Do you think everything should be for sale? Replace 'land' by 'slaves', or 'nuclear bombs', or 'smallpox'. The same whiny 'argument' applies. You have the freedom to attempt to change your country through democratic means. That is the freedom/option/choice you have. Freedom does not mean you can do whatever you want.

> Personally, I think the only real alternative is giving people direct control over government spending.
By all means, vote for someone who will change your country like that.

> Give me a bunch of damn sliders and categories so I can fine-tune the damn budget how I see fit by assigning my tax money to each cause/agency/whatever.
By all means, go ahead. It will be hilarious to observe.

> Give me a bunch of damn sliders and categories so I can fine-tune the damn budget how I see fit by assigning my tax money to each cause/agency/whatever.
I suppose this will leave the unemployed to pay the unemployment benefits?
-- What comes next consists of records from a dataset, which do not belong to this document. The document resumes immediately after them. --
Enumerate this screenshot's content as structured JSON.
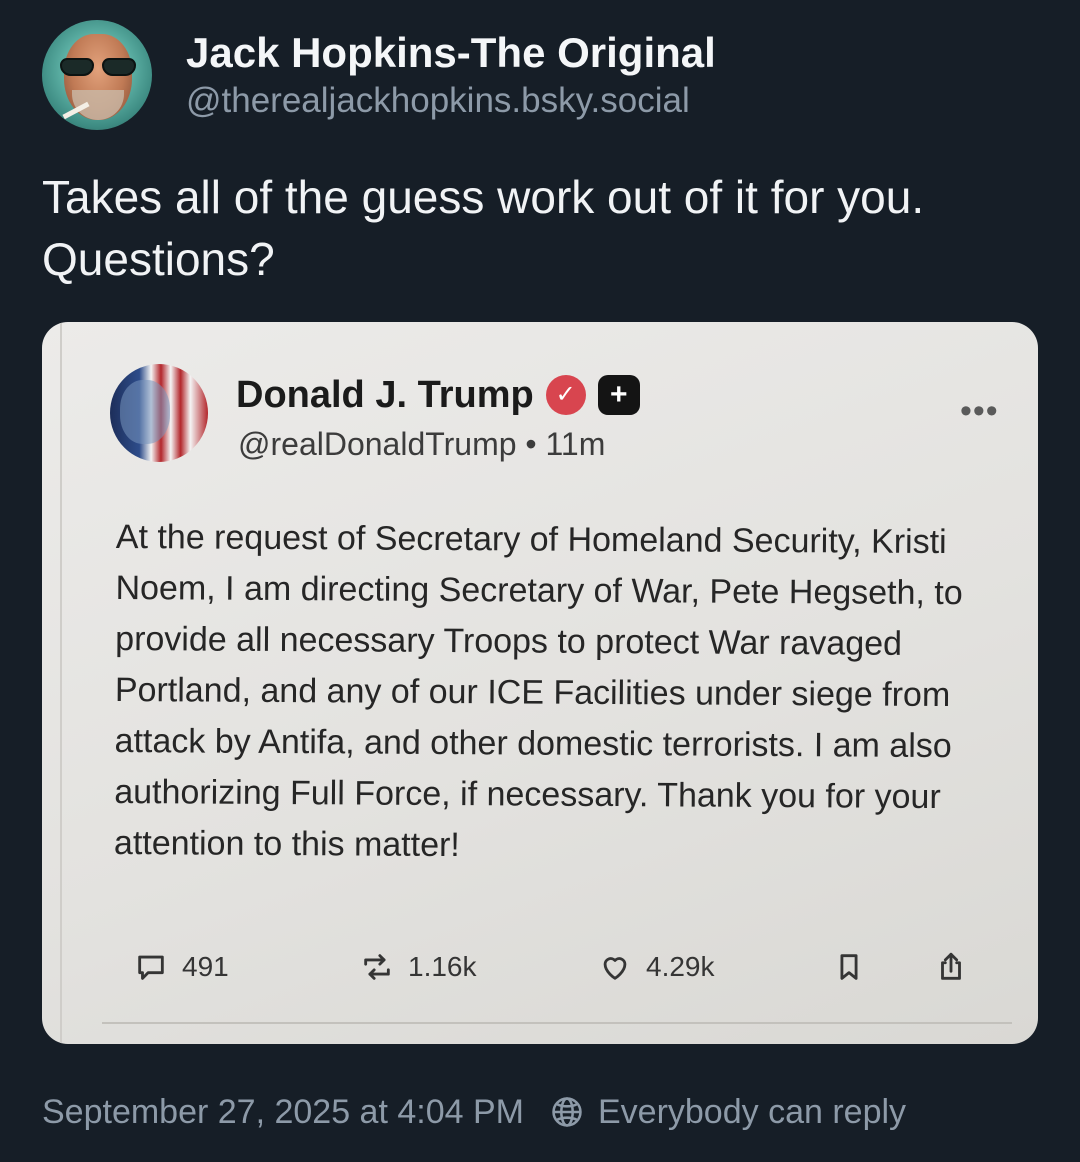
{
  "post": {
    "author": {
      "display_name": "Jack Hopkins-The Original",
      "handle": "@therealjackhopkins.bsky.social"
    },
    "text": "Takes all of the guess work out of it for you. Questions?",
    "footer": {
      "timestamp": "September 27, 2025 at 4:04 PM",
      "reply_setting": "Everybody can reply"
    }
  },
  "embed": {
    "author": {
      "display_name": "Donald J. Trump",
      "handle_time": "@realDonaldTrump • 11m",
      "more": "•••"
    },
    "body": "At the request of Secretary of Homeland Security, Kristi Noem, I am directing Secretary of War, Pete Hegseth, to provide all necessary Troops to protect War ravaged Portland, and any of our ICE Facilities under siege from attack by Antifa, and other domestic terrorists. I am also authorizing Full Force, if necessary. Thank you for your attention to this matter!",
    "actions": {
      "replies": "491",
      "reposts": "1.16k",
      "likes": "4.29k"
    }
  },
  "icons": {
    "reply": "speech-bubble-icon",
    "repost": "repost-arrows-icon",
    "like": "heart-icon",
    "bookmark": "bookmark-icon",
    "share": "share-icon",
    "verified": "verified-badge-icon",
    "plus": "plus-badge-icon",
    "reply_setting": "globe-icon"
  },
  "colors": {
    "background": "#161e27",
    "secondary_text": "#8d9aa8",
    "verified_badge": "#d8454f"
  }
}
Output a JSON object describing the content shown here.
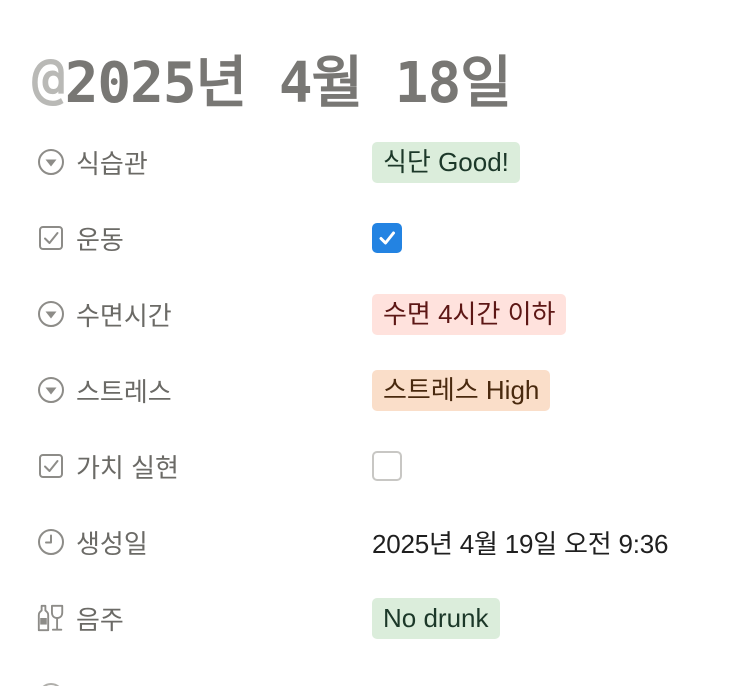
{
  "page": {
    "title_at": "@",
    "title_date": "2025년 4월 18일"
  },
  "properties": [
    {
      "label": "식습관",
      "icon": "select-circle-icon",
      "type": "tag",
      "value": "식단 Good!",
      "tag_bg": "#dbeddb",
      "tag_fg": "#1c3829"
    },
    {
      "label": "운동",
      "icon": "checkbox-property-icon",
      "type": "checkbox",
      "checked": true
    },
    {
      "label": "수면시간",
      "icon": "select-circle-icon",
      "type": "tag",
      "value": "수면 4시간 이하",
      "tag_bg": "#ffe2dd",
      "tag_fg": "#5d1715"
    },
    {
      "label": "스트레스",
      "icon": "select-circle-icon",
      "type": "tag",
      "value": "스트레스 High",
      "tag_bg": "#fadec9",
      "tag_fg": "#49290e"
    },
    {
      "label": "가치 실현",
      "icon": "checkbox-property-icon",
      "type": "checkbox",
      "checked": false
    },
    {
      "label": "생성일",
      "icon": "clock-icon",
      "type": "text",
      "value": "2025년 4월 19일 오전 9:36"
    },
    {
      "label": "음주",
      "icon": "wine-bottle-glass-icon",
      "type": "tag",
      "value": "No drunk",
      "tag_bg": "#dbeddb",
      "tag_fg": "#1c3829"
    }
  ],
  "colors": {
    "label_gray": "#6b6a66",
    "checkbox_blue": "#2383e2"
  }
}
> People aren't nearly as selfish and greedy as you think, when given the chance and responsibility.
Perhaps most are not, but they are irrational and will act often against their own best interests when given the chance. Many people will refuse to spend any money on things that don't benefit them or their close friends/family directly. A part of me wishes you get what you want, so that in 10 years we'll be able to use you as an example why this doesn't work at all.

Comment: Re:Rust is good for you (Score 1) 111

by Thiez (#43353213) Attached to: Mozilla and Samsung Collaborating to Bring New Browser Engine to Android

> Then there's the asinine stuff like omitting a semicolon to return the value of an expression...

I was a little sceptical at first as well, but it's actually surprisingly nice once you get used to it. You can still use 'return someValue;' if you like, but it will look a silly. I for one really miss this feature when I have to touch other languages again. Don't knock it till you try it.

Passwords are implemented as a result of insecurity.